Around the world, roads and highways have cut through natural spaces. As a result, wild animals are cut off from the resources they need to survive. Make Way for Animals!: A World of Wildlife Crossings explores the creative solutions engineers and wildlife biologists have found to save both animal and human lives and help preserve ecosystems.
Today author Meeg Pincus joins us to share her inspiration for this nonfiction picture book, her research process, and more!
When Dr. Martin Luther King Jr. gave his “I Have a Dream” speech at the March on Washington, he did not stand alone. He was joined by Rabbi Joachim Prinz, a refugee from Nazi Germany, who also addressed the crowd. Though Rabbi Prinz and Dr. King came from very different backgrounds, they were united by a shared belief in justice. And they knew that remaining silent in the face of injustice was wrong. Together, they spoke up and fought for a better future.
When Hannah G. Solomon looked around Chicago, the city where she was born, she saw unfairness all around her. Many people were poor and living in terrible conditions. Immigrants from other countries struggled to survive in their new home. Hannah decided to help change that. When she grew up, she founded the National Council of Jewish Women—the first organization to unite Jewish women around the country—and fought to make life better for others, especially women and children, in Chicago and beyond.
“An interesting, informative account of a little-known woman of great achievement.” —Kirkus Reviews
One building looks like it’s been wrapped in tinfoil.

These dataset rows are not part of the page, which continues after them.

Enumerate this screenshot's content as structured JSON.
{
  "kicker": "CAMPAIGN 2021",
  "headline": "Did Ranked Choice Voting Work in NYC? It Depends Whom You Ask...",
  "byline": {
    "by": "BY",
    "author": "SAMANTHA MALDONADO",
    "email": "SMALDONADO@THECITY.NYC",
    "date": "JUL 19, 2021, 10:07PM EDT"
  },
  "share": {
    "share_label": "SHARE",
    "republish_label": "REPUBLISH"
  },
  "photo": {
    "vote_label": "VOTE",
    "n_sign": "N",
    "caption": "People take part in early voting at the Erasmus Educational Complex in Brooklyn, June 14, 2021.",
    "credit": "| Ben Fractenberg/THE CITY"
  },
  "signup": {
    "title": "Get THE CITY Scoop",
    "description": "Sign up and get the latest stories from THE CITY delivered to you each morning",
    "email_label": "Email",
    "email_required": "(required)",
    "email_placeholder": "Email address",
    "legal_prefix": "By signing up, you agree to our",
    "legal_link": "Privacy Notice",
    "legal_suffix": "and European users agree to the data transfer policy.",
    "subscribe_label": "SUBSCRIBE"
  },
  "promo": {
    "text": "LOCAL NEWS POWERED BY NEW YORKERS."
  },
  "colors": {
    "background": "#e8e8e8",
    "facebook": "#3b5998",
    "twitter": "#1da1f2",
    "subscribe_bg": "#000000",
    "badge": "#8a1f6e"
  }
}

Another looks like it’s buried under a pile of paint chips. Frank Gehry has been called “the most important architect of our age.” As a child, his parents thought of him as nothing but a dreamer. But Frank kept dreaming and playing, following his passions and becoming an architect who created astounding buildings that to this day attract millions of visitors worldwide.
“Being a Chicagoan, I know Frank Gehry’s work in our beloved Pritzker Pavilion in Millennium Park. Frank, Who Liked to Build gives young readers a fascinating introduction to the creative vision behind one of the greatest architects of our time.” —Sherri Duskey Rinker, author of the Goodnight, Goodnight, Construction Site series

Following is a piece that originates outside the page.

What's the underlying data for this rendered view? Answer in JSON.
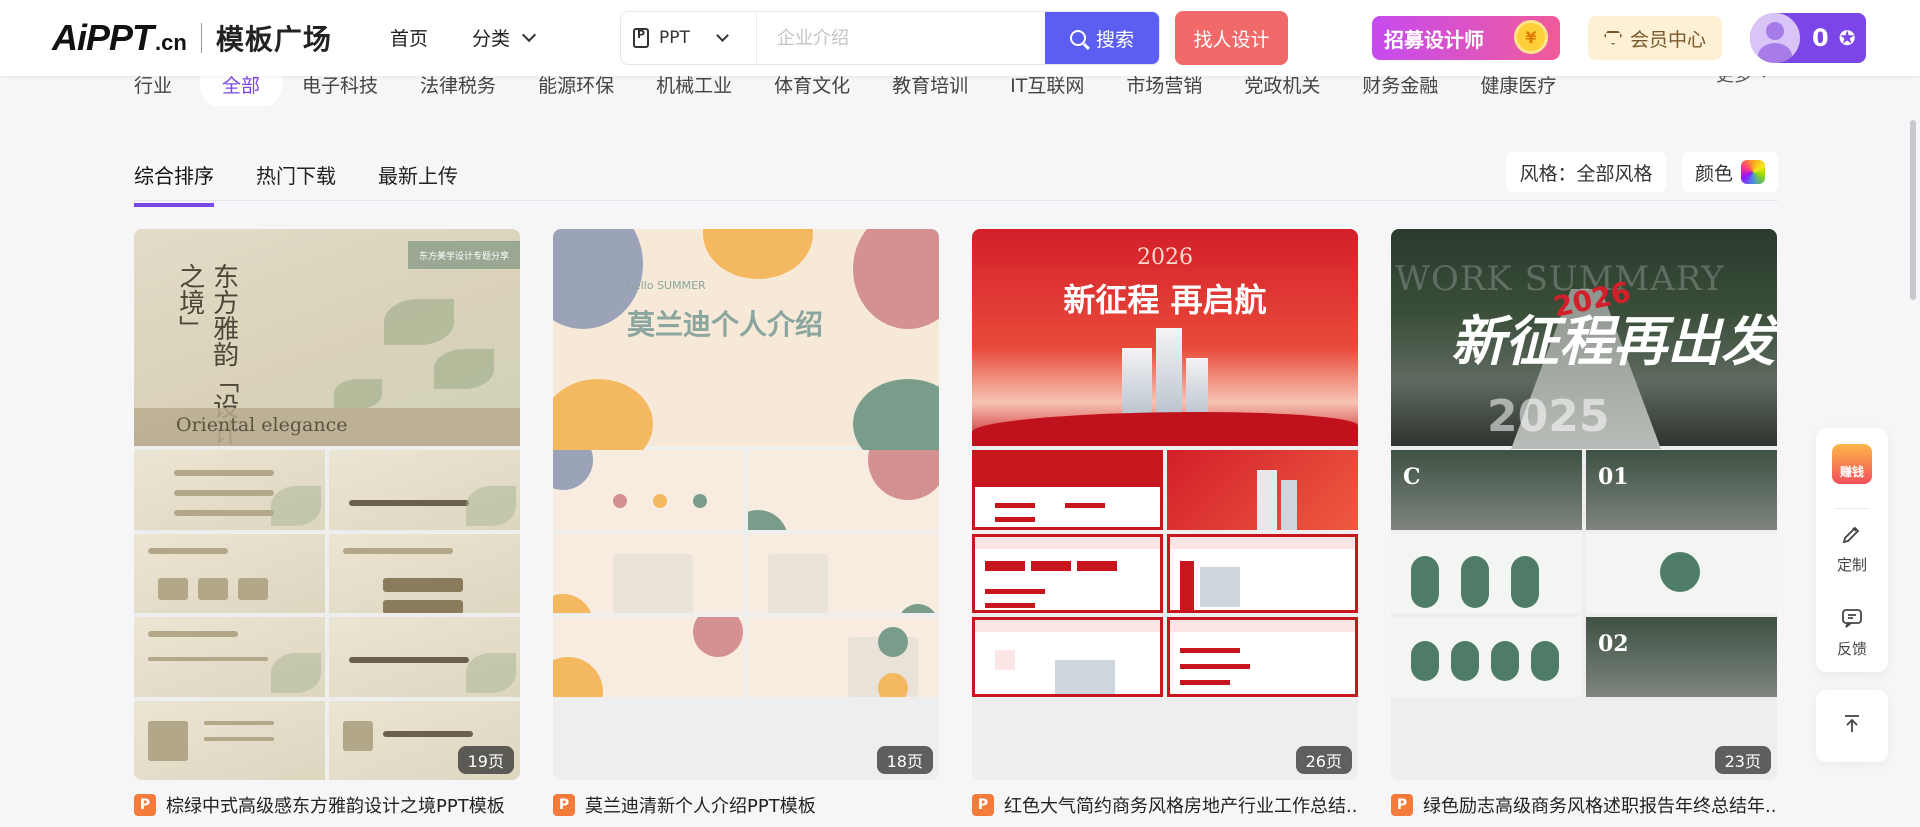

Rena Glickman, known professionally as Rusty Kanokogi, was a Jewish girl who grew up to become the preeminent female judo master of her time, overcoming many odds. At a time when judo was a sport strictly for boys and men, Rusty was determined to practice the sport she loved.
A worthy homage to a fascinating woman who was a force for change in a man’s world. —Kirkus Reviews
It’s 1937, and Marian Anderson is one of the most famous singers in America. But after she gives a performance for an all-white audience, she learns that the nearby hotel is closed to African Americans. She doesn’t know where she’ll stay for the night.
Until the famous scientist Albert Einstein invites her to stay at his house. Marian, who endures constant discrimination as a Black performer, learns that Albert faced prejudice as a Jew in Germany. She discovers their shared passion for music—and their shared hopes for a more just world.